By Susann Nordvik
More Americans than ever have been able to enjoy the freedom, and the responsibility, of being a small business owner (“SBO”). Entrepreneurship can be both an extremely rewarding and extremely risky proposition. This self-starting demographic in many cases has not only developed unique and innovative products or services, but has sought professional assistance to create the right business entity as a vehicle for their efforts and to protect and separate their personal interests from their professional ones. In many cases these intrepid individuals form limited liability companies or a closely held corporation under Subchapter S. However, the shield from liability of company debt can be compromised if certain formalities are not observed.
Moreover, because revenue streams for small businesses can be somewhat erratic, many SBOs opt for credit lines and short-term loans to bridge the income gap. However, although such loans are highly regulated in the case of a consumer loan, loans in the name of a SBO’s company are considered commercial, and are not subject to consumer protections. As such, various so-called lenders have arisen to take advantage of this niche market and in some cases, trap the unwary SBO in a loan that has wide ranging implications to the SBO if his or her company ultimately fails.
These essentially predatory lenders offer attractive options for quick and easy “signature” loans that are often handled entirely over the internet. In many cases they advertise that no personal guarantees are required. However, a close look at the fine print may show this not to be the case at all. In such cases, the SBO who signs on the dotted line may have just executed a personal guarantee that bypasses the corporate veil of limited liability, and if the SBO defaults on the loan due to financial difficulty, that SBO may find their personal finances and assets in jeopardy.
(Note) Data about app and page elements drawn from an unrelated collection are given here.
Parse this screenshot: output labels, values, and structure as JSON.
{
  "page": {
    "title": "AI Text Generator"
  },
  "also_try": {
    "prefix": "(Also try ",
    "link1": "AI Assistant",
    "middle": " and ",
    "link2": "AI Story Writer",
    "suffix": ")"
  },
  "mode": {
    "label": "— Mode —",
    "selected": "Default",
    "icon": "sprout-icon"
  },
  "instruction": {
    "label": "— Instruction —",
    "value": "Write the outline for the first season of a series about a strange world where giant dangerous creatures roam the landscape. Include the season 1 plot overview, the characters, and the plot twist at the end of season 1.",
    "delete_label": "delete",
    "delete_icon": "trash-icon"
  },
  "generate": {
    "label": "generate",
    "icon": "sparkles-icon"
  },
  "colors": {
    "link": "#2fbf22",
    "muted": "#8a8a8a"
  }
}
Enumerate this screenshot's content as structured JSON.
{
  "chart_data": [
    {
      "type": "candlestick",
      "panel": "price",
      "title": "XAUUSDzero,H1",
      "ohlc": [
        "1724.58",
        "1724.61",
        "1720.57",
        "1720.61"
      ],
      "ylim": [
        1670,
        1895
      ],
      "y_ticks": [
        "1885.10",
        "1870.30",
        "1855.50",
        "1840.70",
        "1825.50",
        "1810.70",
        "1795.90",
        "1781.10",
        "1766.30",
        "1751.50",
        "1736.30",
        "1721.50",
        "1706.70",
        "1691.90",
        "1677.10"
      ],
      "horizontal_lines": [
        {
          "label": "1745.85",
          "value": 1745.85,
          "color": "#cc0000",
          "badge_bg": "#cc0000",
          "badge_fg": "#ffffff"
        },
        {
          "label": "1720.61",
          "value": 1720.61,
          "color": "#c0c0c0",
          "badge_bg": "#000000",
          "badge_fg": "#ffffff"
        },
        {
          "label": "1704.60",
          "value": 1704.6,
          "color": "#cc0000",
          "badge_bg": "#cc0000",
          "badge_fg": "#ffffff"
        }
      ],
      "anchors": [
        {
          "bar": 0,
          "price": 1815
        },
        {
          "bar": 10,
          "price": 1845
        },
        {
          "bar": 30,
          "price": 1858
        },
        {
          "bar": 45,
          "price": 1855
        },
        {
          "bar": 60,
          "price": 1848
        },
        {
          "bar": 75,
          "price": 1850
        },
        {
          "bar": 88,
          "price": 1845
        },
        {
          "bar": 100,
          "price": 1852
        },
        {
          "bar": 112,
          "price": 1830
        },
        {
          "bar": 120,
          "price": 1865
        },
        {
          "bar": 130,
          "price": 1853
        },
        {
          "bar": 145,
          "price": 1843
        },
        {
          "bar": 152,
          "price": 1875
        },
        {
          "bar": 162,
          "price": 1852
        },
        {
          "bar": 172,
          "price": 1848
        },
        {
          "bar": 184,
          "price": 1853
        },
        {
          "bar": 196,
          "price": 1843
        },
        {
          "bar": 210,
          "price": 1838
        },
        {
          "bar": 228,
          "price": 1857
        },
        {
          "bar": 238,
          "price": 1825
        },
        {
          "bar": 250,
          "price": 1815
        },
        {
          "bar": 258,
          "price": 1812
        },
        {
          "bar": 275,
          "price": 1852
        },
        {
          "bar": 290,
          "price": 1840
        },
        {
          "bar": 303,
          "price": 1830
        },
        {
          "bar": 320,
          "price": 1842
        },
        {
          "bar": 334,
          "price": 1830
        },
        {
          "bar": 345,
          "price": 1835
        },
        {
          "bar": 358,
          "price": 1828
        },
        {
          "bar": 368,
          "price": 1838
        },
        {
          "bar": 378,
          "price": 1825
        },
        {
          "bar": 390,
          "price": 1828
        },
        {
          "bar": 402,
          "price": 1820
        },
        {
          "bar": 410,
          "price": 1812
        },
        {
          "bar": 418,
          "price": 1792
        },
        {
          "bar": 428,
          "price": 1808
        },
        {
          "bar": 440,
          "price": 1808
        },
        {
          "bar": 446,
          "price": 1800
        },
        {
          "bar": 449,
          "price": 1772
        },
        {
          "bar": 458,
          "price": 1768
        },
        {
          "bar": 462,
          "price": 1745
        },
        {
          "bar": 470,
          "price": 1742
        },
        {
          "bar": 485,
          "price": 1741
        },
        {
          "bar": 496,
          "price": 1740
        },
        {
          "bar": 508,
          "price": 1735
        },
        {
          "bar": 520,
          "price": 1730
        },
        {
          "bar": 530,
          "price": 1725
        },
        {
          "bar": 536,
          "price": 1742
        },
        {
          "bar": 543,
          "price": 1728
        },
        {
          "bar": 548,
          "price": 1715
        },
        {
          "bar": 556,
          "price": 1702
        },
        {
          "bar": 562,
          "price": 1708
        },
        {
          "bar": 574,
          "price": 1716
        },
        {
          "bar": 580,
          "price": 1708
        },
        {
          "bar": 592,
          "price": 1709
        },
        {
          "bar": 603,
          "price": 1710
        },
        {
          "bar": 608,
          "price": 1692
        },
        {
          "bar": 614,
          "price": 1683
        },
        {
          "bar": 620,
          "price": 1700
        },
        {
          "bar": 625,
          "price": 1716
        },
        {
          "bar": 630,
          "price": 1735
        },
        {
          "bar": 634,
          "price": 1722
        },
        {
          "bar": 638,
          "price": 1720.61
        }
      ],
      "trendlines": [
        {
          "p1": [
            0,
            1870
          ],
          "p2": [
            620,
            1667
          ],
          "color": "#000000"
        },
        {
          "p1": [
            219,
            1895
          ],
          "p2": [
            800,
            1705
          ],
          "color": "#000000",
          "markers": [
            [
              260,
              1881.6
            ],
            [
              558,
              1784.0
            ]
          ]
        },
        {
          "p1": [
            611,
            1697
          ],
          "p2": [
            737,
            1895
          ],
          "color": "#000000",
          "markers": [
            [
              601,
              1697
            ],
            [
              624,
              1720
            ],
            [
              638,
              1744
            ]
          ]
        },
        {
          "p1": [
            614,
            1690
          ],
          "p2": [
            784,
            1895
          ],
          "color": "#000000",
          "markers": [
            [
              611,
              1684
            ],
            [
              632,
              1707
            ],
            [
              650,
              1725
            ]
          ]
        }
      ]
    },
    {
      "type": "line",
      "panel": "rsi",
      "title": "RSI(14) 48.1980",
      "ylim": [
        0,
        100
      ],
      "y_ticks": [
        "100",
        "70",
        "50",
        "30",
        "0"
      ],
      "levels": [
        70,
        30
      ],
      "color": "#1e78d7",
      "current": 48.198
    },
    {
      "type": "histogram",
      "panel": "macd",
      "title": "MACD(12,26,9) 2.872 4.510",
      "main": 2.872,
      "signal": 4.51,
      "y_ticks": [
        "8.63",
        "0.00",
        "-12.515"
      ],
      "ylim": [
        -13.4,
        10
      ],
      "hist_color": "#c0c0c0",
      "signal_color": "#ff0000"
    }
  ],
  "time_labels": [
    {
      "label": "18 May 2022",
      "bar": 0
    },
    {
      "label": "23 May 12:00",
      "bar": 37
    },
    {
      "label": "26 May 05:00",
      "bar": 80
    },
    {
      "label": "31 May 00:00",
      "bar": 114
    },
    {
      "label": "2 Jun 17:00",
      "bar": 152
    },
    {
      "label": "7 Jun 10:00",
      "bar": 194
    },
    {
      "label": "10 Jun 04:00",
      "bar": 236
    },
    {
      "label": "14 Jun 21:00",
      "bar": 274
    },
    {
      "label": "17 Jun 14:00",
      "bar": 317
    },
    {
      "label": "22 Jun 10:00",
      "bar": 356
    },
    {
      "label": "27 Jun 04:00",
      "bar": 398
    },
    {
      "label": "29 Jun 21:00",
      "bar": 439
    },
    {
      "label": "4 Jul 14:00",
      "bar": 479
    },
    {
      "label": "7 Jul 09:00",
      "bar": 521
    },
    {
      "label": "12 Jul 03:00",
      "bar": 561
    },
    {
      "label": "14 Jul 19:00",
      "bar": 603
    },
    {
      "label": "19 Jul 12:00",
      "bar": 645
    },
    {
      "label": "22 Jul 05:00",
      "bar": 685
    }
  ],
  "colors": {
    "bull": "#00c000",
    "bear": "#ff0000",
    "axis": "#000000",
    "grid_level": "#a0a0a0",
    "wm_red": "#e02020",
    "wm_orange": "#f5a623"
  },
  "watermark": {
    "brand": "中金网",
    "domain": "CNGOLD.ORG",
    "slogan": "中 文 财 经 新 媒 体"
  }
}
So, what should the wise SBO do?
First, make sure that you are engaging only with a reputable lender. Finance companies that previously made their money dealing in subprime mortgages and what the industry refers to as “C paper” were hit hard when the real estate bubble burst in the early 2000s. Some of them found new life in the post-Obama era by lending to small businesses at high interest rates or with hidden liabilities. Therefore, the SBO’s may be better off going to their local bank or credit union and avoiding independent finance companies altogether.
If it isn’t possible to stick to a mainstream commercial lender, make sure that you are dealing with a lender that has a good rating, or is in good standing with the Better Business Bureau, the FDIC, the Office of Thrift Supervision, and/or FINRA (if the SBO is dealing with an investment company), or state regulatory agencies for state-chartered banks or lenders.
Second, make sure that you fully review any contract and all addenda before signing anything. Although the lender may promise a quick turnaround for much-needed funds, prudence is the better part of valor. If at all possible, have your contract reviewed by an attorney skilled in matters involving the lending industry and closely-held businesses. Most importantly, if you see a “personal guaranty” as part of your signature packet, think twice before agreeing to this loan. You may be signing away your personal assets by accepting funds under such terms.
All right, thanks for the advice, but what do I do if I’ve already signed such an agreement and the lender is attempting to sue me personally?
One of the tactics used by predatory lenders is to attempt to sue the SBO in a foreign state, possibly with the belief that the SBO will not appear to defend themselves, or because the foreign state has laws that the lender views as more favorable to it. In such a case, the SBO may not have the requisite contacts with the forum state for the lender to successfully sue in that state. In order for a court in another state to have personal jurisdiction over a defendant, one of two types of circumstances must exist:
- The SBO must have either had “continuous, substantial, and systematic” contacts with that forum state. In other words, the SBO must regularly do business in that state. This is what is known as “general jurisdiction.”
- The second type of circumstance, “specific personal jurisdiction,” occurs when the transaction in question took place in the forum state. For example, in most jurisdictions, a contract is formed in the locale where it is signed. Therefore, an argument may exist that the foreign state court cannot exercise specific jurisdiction over the transaction if the contract was formed and performed elsewhere.
If the lender cannot establish one of the two types of personal jurisdiction over the SBO in the court that it chose, the SBO may be able to successfully prevent the case from moving forward in that court by making a motion to dismiss for lack of personal jurisdiction. It is important to note, however, that if the lender does not prevail in the face of a jurisdictional argument, the lender may choose to file a new lawsuit in the SBO’s home state. If that occurs, there may be other defenses available to the SBO in his or her home jurisdiction.
Unless and until the state legislatures pass laws to protect SBOs from predatory lending practices, SBOs will need to remain particularly vigilant in protecting their interests. It is far better to delay a few days in securing a loan rather than risk the personal liability the SBO organized to avoid.
If you’ve signed a business loan or would like an attorney to review the loan documents, please feel free to contact us.
 See, e.g., Code of Virginia, § 6.2-1816, relating to the requirements and prohibited business methods for consumer lenders pertaining to “payday” loans.
 See Daimler AG v. Bauman, 134 S. Ct. 746, 761 (2014) (“Our cases have long stated the rule that a defendant’s contacts with a forum State must be continuous, substantial, and systematic in order for the defendant to be subject to that State’s general jurisdiction.”)